→ DATASET RECORDS
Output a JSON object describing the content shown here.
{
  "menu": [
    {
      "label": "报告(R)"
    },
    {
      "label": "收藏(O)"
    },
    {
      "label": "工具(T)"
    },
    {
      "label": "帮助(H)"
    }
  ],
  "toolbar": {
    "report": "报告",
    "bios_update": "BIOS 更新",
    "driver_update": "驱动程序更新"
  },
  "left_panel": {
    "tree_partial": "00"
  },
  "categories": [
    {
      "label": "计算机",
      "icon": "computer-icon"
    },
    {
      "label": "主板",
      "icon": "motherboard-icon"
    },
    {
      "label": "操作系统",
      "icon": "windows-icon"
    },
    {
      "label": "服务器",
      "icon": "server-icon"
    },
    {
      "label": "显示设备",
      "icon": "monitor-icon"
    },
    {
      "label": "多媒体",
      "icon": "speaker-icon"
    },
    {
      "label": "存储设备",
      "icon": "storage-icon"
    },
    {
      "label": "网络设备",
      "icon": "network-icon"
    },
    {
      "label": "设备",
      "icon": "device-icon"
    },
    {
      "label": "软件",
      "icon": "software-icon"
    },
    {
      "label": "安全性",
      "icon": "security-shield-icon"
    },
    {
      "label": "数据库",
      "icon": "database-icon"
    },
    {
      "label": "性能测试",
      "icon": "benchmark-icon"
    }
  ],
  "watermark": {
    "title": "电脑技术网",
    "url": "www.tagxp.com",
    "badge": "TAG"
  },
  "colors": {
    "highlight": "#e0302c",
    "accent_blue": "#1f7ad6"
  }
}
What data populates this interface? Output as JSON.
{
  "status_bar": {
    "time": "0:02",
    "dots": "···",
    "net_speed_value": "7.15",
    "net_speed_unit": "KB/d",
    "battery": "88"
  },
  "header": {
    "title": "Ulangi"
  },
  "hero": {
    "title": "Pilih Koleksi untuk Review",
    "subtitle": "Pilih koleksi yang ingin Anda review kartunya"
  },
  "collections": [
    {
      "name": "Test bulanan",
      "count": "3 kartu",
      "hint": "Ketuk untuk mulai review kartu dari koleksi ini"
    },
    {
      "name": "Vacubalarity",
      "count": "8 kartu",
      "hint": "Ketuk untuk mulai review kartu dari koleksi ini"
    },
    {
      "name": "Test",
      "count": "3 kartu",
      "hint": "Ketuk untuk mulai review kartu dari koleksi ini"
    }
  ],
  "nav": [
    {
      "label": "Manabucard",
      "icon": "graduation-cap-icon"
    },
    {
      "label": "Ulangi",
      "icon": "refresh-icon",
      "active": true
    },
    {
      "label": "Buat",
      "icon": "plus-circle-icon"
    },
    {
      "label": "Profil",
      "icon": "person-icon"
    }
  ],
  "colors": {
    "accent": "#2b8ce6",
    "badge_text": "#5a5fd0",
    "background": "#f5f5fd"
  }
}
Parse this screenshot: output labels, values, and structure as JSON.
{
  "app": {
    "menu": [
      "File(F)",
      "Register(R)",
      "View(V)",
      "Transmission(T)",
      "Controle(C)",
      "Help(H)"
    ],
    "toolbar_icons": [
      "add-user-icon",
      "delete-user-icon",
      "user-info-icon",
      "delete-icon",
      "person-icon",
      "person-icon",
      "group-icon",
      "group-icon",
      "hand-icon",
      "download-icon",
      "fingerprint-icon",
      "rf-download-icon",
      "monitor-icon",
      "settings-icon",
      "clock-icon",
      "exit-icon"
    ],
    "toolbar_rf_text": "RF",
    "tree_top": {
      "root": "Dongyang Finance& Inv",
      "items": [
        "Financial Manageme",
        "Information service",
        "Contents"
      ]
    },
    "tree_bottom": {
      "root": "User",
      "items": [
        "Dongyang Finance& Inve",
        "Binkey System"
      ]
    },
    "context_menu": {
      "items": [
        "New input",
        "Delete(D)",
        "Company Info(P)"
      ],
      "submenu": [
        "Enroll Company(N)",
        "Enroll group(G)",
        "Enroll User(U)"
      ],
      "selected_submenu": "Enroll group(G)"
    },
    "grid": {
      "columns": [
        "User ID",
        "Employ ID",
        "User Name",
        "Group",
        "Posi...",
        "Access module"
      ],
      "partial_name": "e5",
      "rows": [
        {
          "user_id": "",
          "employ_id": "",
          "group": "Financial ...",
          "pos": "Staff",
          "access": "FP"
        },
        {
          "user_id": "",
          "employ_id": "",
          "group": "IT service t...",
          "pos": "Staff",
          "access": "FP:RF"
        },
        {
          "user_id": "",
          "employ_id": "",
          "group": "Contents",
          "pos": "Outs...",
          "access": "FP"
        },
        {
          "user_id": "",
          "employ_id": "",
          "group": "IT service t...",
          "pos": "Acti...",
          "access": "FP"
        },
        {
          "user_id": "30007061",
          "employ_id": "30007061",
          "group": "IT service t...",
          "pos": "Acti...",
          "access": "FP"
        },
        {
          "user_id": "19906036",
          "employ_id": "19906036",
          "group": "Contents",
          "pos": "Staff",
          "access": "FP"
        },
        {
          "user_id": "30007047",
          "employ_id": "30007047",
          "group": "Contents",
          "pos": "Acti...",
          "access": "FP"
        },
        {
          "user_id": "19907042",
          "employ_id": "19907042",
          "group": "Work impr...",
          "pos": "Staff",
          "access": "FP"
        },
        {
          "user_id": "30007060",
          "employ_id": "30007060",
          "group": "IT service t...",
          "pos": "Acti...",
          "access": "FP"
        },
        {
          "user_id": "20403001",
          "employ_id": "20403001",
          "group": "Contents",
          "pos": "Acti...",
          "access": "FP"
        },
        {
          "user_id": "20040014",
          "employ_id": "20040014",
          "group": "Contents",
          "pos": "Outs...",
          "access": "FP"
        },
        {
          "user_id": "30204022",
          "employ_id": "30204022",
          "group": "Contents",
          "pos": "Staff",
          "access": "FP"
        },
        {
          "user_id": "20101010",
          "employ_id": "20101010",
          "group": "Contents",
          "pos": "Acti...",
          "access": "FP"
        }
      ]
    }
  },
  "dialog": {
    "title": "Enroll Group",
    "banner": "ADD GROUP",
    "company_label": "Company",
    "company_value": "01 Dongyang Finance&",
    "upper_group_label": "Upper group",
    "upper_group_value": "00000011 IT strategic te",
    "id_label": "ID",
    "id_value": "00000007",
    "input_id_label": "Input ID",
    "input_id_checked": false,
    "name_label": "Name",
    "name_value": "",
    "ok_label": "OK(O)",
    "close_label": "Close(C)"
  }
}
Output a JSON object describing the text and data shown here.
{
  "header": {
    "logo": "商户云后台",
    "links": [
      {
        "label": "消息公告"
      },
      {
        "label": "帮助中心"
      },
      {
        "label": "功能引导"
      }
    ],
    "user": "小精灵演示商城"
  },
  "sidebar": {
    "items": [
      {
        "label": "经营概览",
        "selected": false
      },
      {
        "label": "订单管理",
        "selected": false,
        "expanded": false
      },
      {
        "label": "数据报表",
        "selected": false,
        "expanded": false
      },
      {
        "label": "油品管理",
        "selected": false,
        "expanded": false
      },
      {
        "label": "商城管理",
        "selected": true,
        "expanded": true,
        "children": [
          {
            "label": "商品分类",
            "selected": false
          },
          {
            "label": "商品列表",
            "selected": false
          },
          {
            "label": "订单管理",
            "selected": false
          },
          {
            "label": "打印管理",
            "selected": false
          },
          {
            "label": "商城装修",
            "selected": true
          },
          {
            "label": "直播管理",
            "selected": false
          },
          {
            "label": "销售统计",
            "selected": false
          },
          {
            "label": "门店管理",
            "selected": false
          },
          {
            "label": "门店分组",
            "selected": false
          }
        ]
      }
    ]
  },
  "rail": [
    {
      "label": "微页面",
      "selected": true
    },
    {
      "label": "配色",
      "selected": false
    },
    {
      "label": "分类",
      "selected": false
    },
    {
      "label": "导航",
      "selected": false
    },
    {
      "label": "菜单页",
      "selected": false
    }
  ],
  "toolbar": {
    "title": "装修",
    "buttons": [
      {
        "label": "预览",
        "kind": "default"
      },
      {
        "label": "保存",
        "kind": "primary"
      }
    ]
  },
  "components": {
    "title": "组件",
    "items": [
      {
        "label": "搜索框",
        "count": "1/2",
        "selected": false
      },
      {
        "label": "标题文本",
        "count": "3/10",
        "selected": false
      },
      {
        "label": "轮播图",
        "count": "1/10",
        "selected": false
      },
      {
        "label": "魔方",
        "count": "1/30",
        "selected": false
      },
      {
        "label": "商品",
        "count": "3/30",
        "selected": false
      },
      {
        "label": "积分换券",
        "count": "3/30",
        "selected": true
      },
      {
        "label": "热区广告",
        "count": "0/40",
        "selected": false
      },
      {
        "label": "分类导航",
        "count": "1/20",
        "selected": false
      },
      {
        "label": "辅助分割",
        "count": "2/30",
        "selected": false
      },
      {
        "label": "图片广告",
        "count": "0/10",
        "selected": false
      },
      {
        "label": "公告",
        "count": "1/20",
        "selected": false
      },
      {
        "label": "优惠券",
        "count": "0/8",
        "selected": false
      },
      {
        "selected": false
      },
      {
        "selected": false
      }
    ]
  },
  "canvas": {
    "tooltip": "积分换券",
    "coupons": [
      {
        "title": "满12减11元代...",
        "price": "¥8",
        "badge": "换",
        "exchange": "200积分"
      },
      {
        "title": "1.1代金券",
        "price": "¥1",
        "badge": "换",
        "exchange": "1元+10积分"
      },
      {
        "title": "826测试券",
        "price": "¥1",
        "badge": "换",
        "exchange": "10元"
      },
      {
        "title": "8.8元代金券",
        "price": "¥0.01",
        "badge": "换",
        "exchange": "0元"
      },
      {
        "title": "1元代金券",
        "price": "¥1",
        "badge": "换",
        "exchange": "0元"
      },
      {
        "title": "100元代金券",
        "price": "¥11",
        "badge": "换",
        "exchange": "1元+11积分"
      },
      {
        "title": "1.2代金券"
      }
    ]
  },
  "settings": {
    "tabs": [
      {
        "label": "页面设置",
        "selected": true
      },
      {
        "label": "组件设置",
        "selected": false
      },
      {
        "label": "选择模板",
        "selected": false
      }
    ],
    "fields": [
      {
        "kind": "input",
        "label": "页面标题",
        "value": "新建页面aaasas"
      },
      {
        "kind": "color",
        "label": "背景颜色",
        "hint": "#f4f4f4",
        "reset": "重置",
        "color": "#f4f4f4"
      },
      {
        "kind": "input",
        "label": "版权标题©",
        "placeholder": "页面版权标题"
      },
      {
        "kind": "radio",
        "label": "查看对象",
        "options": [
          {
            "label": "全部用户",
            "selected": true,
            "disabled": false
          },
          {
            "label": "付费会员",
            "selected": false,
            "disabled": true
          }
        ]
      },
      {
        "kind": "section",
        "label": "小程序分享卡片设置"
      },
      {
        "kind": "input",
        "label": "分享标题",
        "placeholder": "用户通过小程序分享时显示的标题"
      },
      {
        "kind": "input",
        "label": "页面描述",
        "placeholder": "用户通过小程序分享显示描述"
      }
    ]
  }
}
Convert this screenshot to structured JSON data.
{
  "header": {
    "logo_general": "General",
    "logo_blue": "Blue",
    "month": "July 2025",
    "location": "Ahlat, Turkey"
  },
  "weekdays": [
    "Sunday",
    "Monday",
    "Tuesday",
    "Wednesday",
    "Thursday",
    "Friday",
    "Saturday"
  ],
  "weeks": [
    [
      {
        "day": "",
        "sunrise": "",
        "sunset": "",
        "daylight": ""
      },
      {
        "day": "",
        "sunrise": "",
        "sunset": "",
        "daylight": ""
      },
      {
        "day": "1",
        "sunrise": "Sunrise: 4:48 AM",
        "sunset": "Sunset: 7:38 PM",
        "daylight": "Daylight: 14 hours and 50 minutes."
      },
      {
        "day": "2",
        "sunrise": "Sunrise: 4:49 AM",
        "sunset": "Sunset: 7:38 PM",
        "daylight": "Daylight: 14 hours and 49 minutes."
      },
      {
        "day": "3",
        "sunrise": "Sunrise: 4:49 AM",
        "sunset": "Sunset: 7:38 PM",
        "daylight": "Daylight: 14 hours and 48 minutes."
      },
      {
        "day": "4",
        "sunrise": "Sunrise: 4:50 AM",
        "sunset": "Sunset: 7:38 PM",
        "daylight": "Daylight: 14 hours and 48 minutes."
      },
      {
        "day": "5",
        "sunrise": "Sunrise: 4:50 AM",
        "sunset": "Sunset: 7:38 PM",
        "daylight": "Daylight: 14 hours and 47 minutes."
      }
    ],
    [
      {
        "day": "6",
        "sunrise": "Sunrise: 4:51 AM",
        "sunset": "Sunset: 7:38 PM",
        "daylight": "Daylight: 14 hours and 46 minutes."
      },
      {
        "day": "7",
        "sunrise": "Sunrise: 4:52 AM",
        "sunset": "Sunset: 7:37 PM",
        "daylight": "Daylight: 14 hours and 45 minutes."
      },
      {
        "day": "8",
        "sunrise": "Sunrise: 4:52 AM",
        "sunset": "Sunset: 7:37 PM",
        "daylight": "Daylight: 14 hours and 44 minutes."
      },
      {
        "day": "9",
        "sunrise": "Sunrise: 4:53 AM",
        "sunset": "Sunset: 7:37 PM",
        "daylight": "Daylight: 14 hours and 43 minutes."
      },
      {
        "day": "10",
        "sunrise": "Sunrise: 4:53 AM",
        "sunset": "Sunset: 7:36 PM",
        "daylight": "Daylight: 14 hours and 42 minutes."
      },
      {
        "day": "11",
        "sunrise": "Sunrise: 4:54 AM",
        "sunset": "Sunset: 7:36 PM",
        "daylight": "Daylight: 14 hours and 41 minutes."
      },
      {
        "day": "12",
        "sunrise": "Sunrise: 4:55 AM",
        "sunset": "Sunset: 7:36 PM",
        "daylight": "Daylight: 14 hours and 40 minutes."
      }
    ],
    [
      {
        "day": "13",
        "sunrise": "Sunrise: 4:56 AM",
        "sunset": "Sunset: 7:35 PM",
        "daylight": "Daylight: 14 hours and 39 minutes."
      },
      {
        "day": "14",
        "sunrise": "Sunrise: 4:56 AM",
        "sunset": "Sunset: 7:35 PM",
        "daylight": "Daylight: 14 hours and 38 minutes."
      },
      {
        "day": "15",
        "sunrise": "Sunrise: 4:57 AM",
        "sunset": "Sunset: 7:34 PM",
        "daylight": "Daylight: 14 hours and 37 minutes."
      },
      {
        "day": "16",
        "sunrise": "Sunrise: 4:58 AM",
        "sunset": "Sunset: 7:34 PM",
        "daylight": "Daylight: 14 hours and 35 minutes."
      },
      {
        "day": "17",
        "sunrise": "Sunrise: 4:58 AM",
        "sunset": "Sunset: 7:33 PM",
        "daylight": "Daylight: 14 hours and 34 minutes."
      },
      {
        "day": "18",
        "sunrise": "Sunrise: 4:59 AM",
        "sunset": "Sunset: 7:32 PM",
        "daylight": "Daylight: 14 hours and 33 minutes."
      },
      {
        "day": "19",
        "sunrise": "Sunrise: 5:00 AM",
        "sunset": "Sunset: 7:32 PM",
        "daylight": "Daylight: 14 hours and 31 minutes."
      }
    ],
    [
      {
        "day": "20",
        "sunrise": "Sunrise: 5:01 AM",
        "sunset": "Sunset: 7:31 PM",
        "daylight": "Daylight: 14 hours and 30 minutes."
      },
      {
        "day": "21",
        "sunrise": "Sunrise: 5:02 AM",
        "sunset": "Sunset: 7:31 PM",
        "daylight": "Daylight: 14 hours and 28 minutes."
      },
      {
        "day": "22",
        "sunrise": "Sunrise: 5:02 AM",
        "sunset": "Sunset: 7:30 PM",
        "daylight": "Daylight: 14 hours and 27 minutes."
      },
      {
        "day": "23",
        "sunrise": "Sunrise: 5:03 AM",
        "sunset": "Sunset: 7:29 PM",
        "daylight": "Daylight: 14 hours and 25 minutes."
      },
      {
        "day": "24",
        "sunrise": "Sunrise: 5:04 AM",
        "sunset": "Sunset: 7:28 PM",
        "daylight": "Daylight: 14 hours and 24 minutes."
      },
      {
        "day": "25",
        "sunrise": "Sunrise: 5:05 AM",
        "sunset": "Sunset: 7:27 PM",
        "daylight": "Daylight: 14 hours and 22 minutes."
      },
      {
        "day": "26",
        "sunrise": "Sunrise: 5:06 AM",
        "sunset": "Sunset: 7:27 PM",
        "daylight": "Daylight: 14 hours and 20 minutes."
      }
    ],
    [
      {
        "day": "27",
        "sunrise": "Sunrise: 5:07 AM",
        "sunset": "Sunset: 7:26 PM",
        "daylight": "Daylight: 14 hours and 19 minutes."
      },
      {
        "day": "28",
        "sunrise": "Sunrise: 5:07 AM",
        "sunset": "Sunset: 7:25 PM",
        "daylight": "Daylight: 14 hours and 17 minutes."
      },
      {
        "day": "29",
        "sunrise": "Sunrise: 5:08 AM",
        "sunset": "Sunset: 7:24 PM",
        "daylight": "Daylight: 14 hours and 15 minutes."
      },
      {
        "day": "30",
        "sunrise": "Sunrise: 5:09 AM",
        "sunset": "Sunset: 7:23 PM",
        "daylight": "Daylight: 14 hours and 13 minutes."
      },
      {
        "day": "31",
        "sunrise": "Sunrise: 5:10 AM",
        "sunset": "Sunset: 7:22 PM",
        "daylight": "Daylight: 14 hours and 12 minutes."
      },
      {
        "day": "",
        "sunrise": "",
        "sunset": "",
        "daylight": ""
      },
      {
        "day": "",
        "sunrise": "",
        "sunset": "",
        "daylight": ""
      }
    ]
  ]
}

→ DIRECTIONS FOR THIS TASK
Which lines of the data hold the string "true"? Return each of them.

→ EXERCISE RESULT
      "active": true
        "selected": true,
        "expanded": true,
            "selected": true
      "selected": true
        "selected": true
        "selected": true
            "selected": true,
            "disabled": true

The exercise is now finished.